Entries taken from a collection
--

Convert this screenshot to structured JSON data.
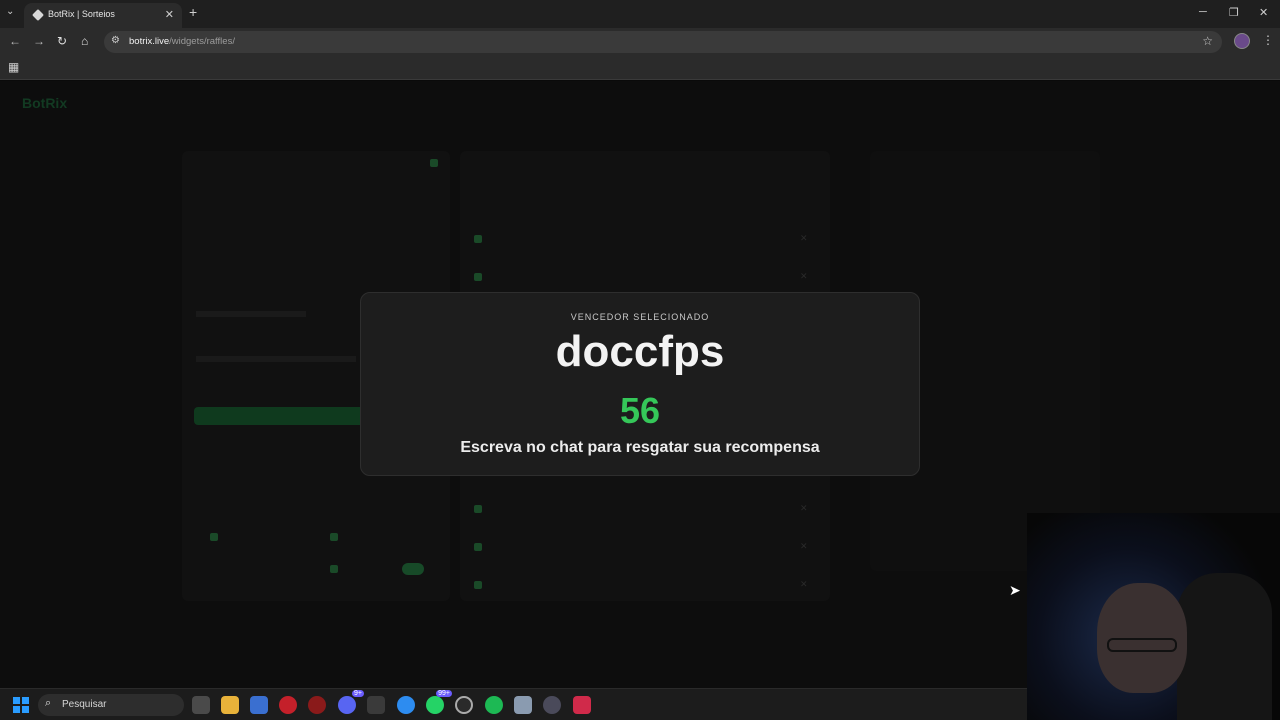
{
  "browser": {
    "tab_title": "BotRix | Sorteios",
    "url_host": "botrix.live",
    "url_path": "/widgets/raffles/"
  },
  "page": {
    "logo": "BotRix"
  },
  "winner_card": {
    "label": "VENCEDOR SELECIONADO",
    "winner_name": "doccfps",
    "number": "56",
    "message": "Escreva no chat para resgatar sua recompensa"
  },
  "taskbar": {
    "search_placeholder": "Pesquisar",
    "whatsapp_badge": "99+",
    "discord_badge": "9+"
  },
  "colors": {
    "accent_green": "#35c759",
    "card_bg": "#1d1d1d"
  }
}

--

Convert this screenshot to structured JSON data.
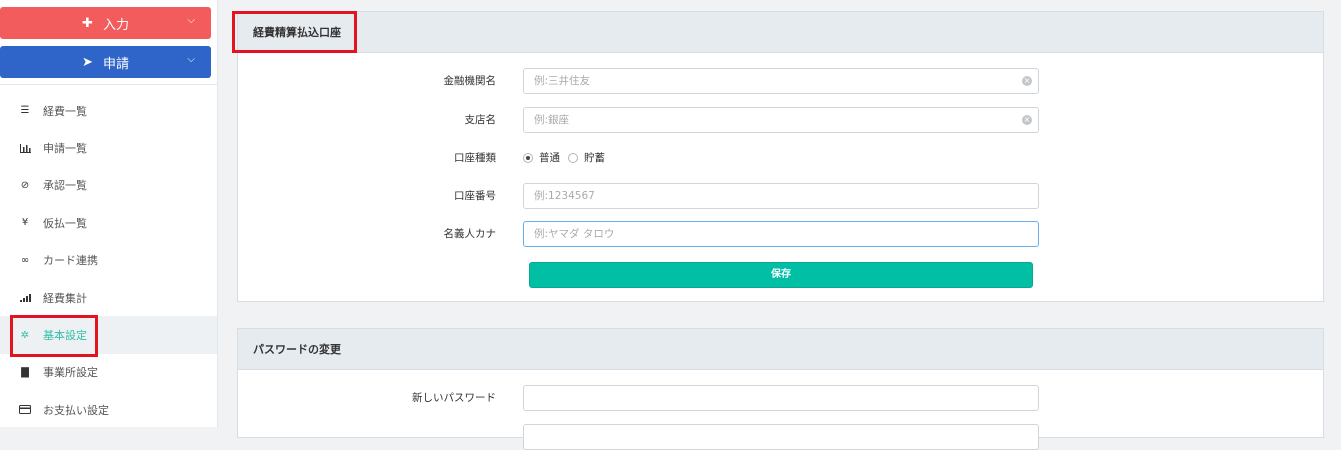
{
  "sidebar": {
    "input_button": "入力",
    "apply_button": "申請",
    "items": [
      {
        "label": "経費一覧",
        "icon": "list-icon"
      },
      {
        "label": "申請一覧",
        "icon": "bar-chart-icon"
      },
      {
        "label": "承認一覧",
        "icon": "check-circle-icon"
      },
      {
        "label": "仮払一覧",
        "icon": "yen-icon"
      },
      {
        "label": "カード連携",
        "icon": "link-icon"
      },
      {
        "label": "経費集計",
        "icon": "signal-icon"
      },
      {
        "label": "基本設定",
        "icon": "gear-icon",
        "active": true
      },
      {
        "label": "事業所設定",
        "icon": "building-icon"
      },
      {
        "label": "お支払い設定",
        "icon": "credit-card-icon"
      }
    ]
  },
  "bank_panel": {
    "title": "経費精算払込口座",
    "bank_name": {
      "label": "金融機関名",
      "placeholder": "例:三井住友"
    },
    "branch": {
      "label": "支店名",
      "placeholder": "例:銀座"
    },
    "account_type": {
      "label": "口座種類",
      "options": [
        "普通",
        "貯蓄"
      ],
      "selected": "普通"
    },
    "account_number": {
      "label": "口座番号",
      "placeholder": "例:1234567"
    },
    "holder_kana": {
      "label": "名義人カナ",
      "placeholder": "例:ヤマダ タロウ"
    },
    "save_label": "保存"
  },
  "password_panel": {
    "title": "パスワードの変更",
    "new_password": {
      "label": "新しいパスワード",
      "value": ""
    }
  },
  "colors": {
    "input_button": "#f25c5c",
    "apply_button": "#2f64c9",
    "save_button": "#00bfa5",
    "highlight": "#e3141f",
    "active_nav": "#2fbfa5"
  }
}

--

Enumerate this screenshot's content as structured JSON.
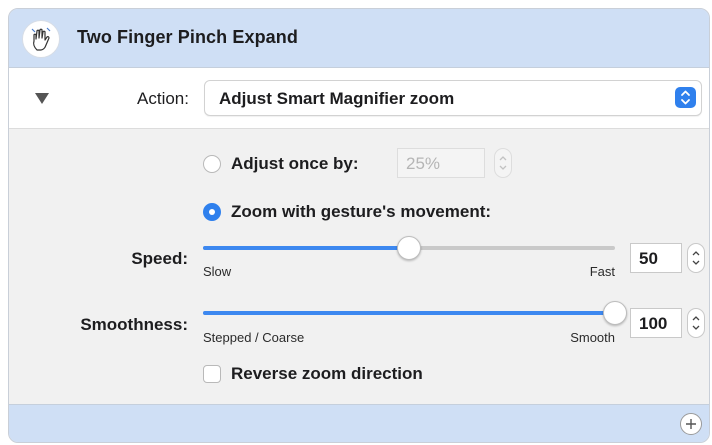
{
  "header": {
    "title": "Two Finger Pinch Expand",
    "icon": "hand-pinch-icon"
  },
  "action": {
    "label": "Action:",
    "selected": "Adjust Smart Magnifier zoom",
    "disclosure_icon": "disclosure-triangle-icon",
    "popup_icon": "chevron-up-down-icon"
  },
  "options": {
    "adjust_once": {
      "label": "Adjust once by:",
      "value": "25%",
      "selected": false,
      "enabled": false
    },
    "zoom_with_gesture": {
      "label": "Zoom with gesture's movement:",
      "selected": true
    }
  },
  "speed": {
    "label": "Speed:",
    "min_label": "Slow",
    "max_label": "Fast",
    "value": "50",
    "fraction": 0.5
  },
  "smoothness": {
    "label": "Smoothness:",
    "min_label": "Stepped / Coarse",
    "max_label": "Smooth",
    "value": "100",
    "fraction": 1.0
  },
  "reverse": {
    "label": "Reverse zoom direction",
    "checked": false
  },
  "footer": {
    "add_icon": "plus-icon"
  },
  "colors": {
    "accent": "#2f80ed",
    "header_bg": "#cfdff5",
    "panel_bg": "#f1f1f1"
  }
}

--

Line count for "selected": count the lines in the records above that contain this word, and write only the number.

4